Fact: the world is full of useful (and useless) information. If finding the answer to something is important to us, how do we seek to gain that new knowledge? I’ve often been struck by the ‘blend’ between the formal and informal ways of quickly getting hold of what we want (or need) to know. Let’s take our TV habits as an analogy of learning in practice.
I fancy an evening in front of the TV but I don’t know what’s on. How do I find out? Similar to a high proportion of TV-watchers (around 95% if my rudimentary straw poll of colleagues is accurate) I flick through the TV listings. For the moment, please tag this in your mind as a ‘formal’ learning resource, designed as a summary for consumers. I’m now armed with the information I want and can make an informed viewing choice.
I tune into my chosen programme and see an actor whose face is familiar. “I’ve seen him in something else recently,” I say, interrupting the people watching TV with me. This previous appearance starts to gnaw at me. But now the TV listings are unlikely to be much use. Those ‘formal’ learning resources that helped me find out what was on TV tonight are unlikely to contain highly contextual information such as, “For the benefit of Gary Marlow, the cop chasing the two people in the black sports car played the bad guy in Episode 3 of the previous series of Silent Witness.”
…vs social and collaborative learning
The best the TV listings can offer me is the actor’s name, so I now turn my back on the ‘formal’ in favour of the ‘informal’. What are my options? My first port of call is the people around me. We are a social species who often choose to help one another. Maddeningly, they don’t know, so I launch myself into multi-tasking mode. While still watching the TV, I Google the actor’s name, post a Facebook update, and Tweet his picture to see if anyone out there can help me. I even call my mum because tacit knowledge tells me she’s probably watching the same programme. I am using different networks of people to find the answer.
Join the debate: Tell us about your experiences of social and collaborative learning
My point here is to look at this in the context our own world of Learning & Development.
1. How free are your people to learn socially and collaboratively when they are at work?
2. How does your organisation nurture and facilitate social and collaborative learning? Do you actively stimulate or encourage it, or is there more emphasis on the provision of ‘formal’ learning?
3. Does social and collaborative learning spark a reactionary response amongst your business leaders?
4. What advice would you give about tackling an attitude that seeks to limit what – and how – people learn?
Here at Kallidus, we would welcome your comments, thoughts and observations on this topic.
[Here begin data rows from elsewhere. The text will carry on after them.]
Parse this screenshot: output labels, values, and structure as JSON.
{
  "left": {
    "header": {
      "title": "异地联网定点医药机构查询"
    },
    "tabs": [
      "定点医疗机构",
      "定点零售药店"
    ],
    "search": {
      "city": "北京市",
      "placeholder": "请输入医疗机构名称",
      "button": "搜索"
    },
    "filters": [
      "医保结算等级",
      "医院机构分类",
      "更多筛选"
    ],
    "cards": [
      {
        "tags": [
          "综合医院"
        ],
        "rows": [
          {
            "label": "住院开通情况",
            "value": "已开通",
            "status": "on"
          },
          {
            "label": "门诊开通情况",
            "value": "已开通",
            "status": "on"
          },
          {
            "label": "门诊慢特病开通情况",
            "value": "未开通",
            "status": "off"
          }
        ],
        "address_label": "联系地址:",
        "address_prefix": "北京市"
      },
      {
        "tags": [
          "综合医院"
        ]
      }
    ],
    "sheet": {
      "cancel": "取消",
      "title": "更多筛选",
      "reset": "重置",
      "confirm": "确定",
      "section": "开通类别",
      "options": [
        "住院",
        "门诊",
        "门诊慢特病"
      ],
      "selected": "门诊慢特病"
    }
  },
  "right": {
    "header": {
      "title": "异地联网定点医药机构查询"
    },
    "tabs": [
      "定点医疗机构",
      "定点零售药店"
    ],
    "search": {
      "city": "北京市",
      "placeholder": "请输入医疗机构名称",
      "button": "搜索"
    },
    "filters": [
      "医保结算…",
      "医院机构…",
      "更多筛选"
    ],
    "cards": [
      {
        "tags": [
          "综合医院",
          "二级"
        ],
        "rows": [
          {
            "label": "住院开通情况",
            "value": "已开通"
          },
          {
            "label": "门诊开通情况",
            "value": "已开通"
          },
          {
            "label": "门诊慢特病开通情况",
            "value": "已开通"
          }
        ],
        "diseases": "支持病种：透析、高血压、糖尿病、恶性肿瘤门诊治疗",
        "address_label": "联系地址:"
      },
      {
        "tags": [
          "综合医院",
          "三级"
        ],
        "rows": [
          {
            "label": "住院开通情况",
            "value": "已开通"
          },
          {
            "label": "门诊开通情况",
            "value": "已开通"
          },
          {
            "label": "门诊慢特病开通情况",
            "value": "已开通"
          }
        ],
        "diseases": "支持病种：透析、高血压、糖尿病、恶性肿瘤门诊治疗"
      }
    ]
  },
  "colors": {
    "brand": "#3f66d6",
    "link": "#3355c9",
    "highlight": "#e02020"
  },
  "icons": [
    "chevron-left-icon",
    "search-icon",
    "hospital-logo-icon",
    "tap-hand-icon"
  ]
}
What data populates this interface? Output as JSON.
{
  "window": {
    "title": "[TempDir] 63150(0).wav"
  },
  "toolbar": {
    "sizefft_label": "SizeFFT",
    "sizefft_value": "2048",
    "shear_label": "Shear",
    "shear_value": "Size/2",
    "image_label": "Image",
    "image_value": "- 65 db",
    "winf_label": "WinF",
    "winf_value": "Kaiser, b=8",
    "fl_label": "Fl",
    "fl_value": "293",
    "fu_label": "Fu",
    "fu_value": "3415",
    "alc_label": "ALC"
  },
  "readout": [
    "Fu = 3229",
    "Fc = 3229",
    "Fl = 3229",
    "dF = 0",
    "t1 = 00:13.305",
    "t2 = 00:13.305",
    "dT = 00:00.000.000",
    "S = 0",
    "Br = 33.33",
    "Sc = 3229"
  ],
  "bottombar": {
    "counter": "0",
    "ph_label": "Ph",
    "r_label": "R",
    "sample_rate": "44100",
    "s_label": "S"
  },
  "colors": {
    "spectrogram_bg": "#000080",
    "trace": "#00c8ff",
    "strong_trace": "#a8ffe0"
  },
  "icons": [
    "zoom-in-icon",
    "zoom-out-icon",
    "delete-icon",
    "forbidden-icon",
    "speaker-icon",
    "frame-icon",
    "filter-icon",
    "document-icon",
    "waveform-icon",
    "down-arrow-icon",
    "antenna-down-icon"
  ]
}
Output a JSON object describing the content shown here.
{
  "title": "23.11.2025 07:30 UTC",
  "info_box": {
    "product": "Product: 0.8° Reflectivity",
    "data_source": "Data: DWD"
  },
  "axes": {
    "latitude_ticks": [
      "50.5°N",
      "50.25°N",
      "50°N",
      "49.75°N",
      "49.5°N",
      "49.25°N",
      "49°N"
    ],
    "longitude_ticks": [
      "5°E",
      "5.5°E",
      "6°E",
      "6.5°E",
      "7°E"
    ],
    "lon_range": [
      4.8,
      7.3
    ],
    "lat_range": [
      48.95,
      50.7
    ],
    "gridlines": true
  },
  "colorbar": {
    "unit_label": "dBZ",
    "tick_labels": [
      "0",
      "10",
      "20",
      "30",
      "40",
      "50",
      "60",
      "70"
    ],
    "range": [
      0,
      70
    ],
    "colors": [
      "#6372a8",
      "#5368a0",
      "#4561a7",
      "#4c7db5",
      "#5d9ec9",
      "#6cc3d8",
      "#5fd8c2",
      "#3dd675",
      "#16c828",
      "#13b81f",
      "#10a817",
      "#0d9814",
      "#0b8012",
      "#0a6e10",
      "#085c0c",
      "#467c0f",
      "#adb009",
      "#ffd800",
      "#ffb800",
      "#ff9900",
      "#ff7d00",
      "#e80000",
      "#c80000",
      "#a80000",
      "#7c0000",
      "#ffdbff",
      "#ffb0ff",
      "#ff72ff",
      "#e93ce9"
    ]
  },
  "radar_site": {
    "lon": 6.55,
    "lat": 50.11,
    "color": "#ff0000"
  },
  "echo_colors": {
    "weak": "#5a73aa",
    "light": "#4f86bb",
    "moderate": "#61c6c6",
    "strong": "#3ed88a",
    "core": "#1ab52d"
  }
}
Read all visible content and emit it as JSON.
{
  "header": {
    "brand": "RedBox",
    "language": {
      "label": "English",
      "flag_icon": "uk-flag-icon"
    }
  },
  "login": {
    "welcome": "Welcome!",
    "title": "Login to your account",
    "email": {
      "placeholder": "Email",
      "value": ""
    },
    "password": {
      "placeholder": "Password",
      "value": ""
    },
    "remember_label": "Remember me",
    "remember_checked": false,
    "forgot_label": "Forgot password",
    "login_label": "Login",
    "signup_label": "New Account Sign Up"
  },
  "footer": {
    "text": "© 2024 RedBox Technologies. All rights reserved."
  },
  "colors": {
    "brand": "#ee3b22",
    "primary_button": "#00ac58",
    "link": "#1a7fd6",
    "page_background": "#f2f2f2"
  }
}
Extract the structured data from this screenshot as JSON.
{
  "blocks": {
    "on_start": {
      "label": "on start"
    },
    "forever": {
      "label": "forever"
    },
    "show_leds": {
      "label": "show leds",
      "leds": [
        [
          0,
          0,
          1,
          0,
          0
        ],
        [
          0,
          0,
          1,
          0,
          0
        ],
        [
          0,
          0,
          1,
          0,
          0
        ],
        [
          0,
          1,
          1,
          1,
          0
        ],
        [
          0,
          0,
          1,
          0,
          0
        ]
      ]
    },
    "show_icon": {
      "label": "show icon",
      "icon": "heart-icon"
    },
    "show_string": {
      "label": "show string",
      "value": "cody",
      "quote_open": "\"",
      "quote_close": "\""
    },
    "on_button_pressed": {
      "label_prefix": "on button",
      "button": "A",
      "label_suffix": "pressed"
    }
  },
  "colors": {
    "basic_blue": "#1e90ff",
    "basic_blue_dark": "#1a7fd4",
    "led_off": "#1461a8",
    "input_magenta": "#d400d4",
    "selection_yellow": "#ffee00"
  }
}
Who knows, we might be able to call it social and collaborative learning!